Clarens is a nice, artsy South African village that is near the border with Lesotho. It is actually a bit of a tourist trap with a bunch of pubs and restaurants. Despite arriving after nightfall, Clarens worked out well for us. It was just a stopover as we prepared for another tiny country semi-embedded in South Africa.

You’ll have to stay tuned to the blog to read about our adventure into Swaziland…

What awaits in Swaziland??


Stay: Dont expect much in terms of accomodation, although it is more than the hut pictured above. Highly recommendable is a trip to Malalea Lodge, even if that means some lenghty gravel roads


Eat: They have a tasty special bread in Lesotho. And did i mention the Eagle Mountain Spur steak house in Maseru? 😉


Drink: We did not see much in terms of nightlife, but had the experience to be in a little hotel bar and drinking some beer because they had nothing else.


Connect: No Google Fi, although there seem to be local 3G connections


See: Quite beautiful landscapes, but devoid of people and animals. Lesotho can get very lonely, but is a haven for hikers. Going into the mountains is recommended.


Do: Get a car and take the gravel roads thorugh the rugged mountain interior. Visit the sights described above – and have your fun with the roads.


Go there: There are flights from Johannesburg, theoretically. Better just rent a car in South Africa and drive into the country through one of the borders on the west or north.

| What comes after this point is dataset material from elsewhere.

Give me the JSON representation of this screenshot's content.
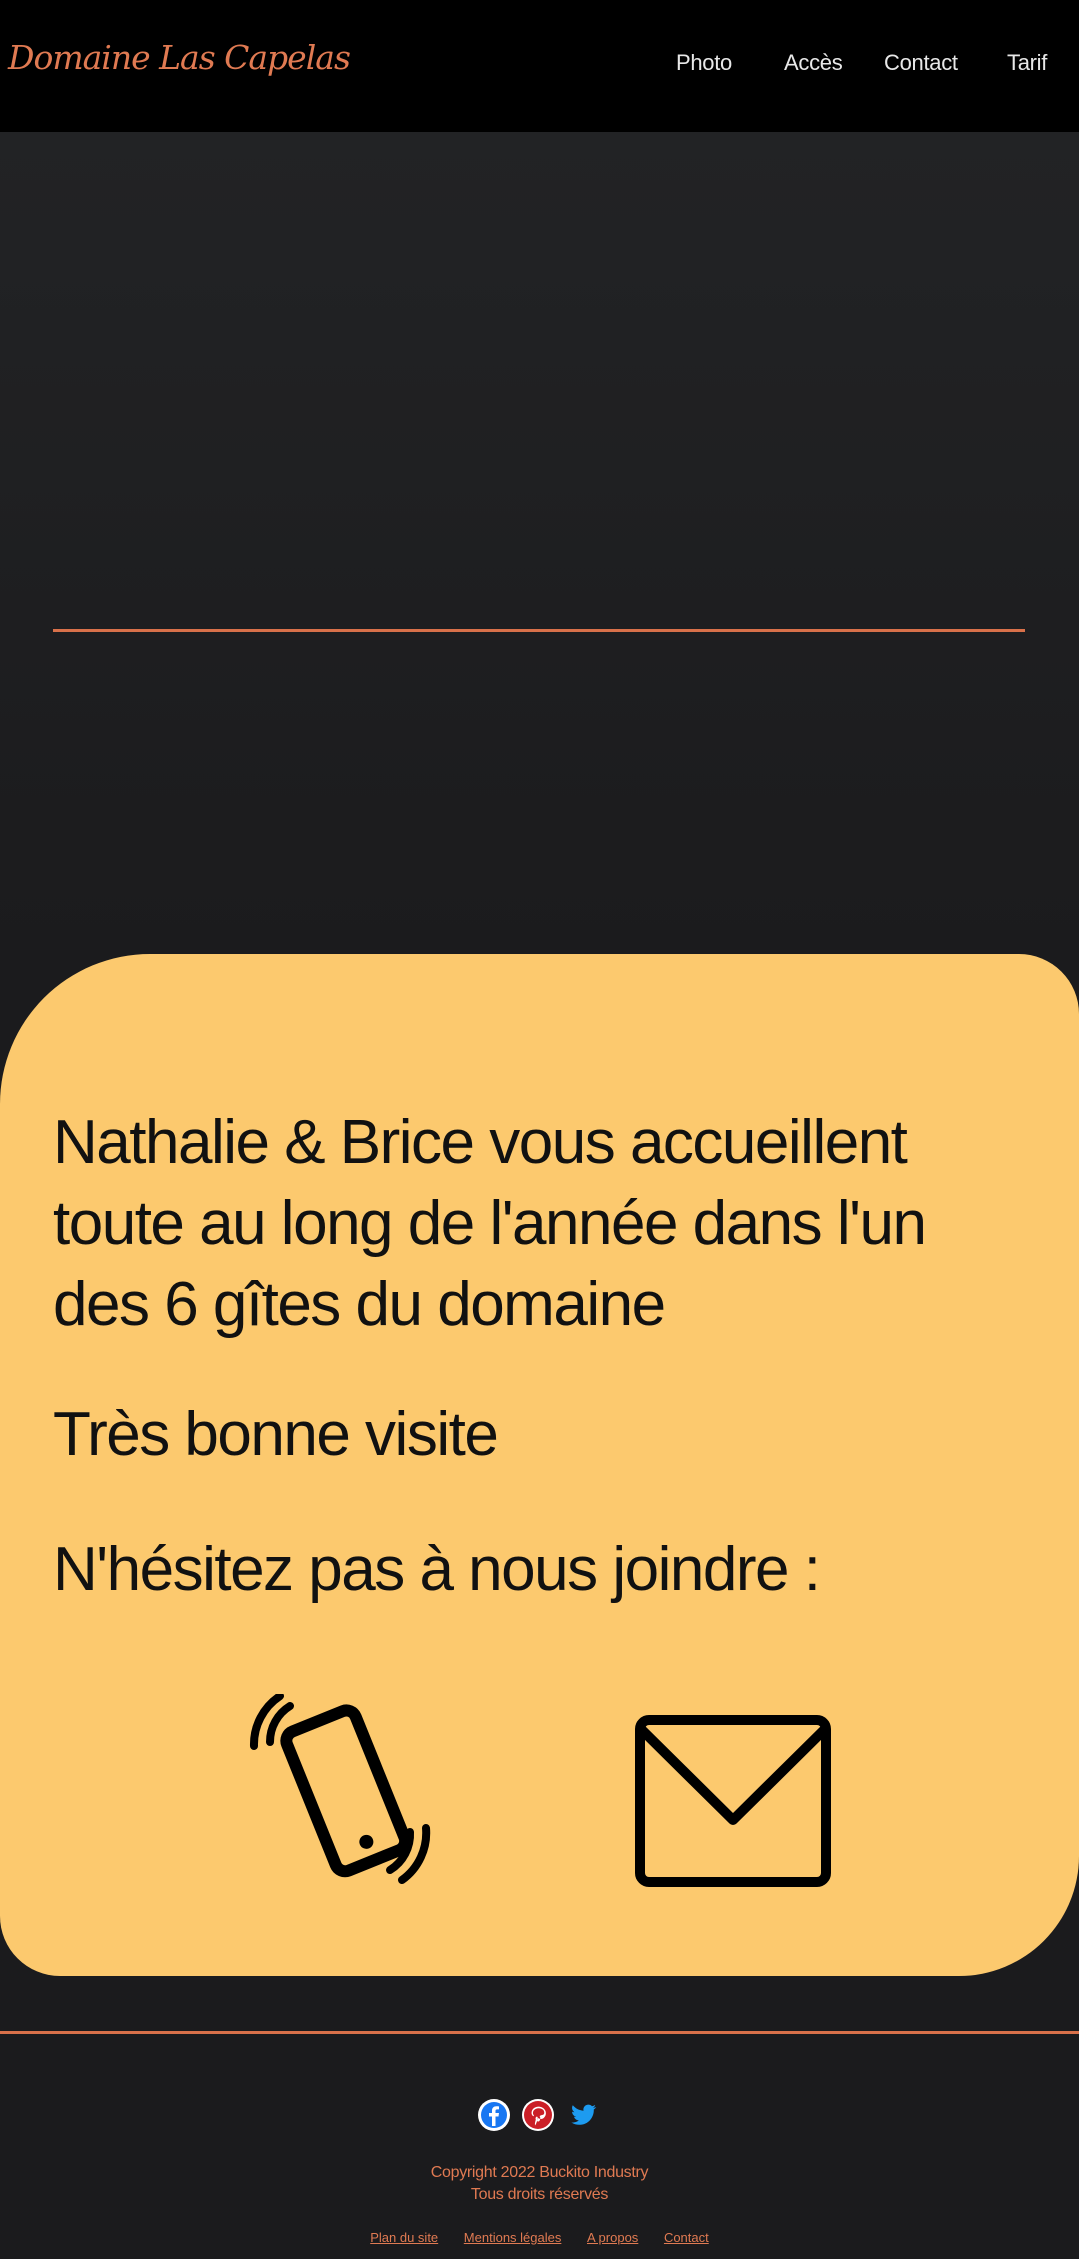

All other boards are only passable by very good 4WD drivers due to steep mountain passes.


Go next: South Africa is everywhere – but a days drive brings adventure-minded travelers into the next small country – Swaziland!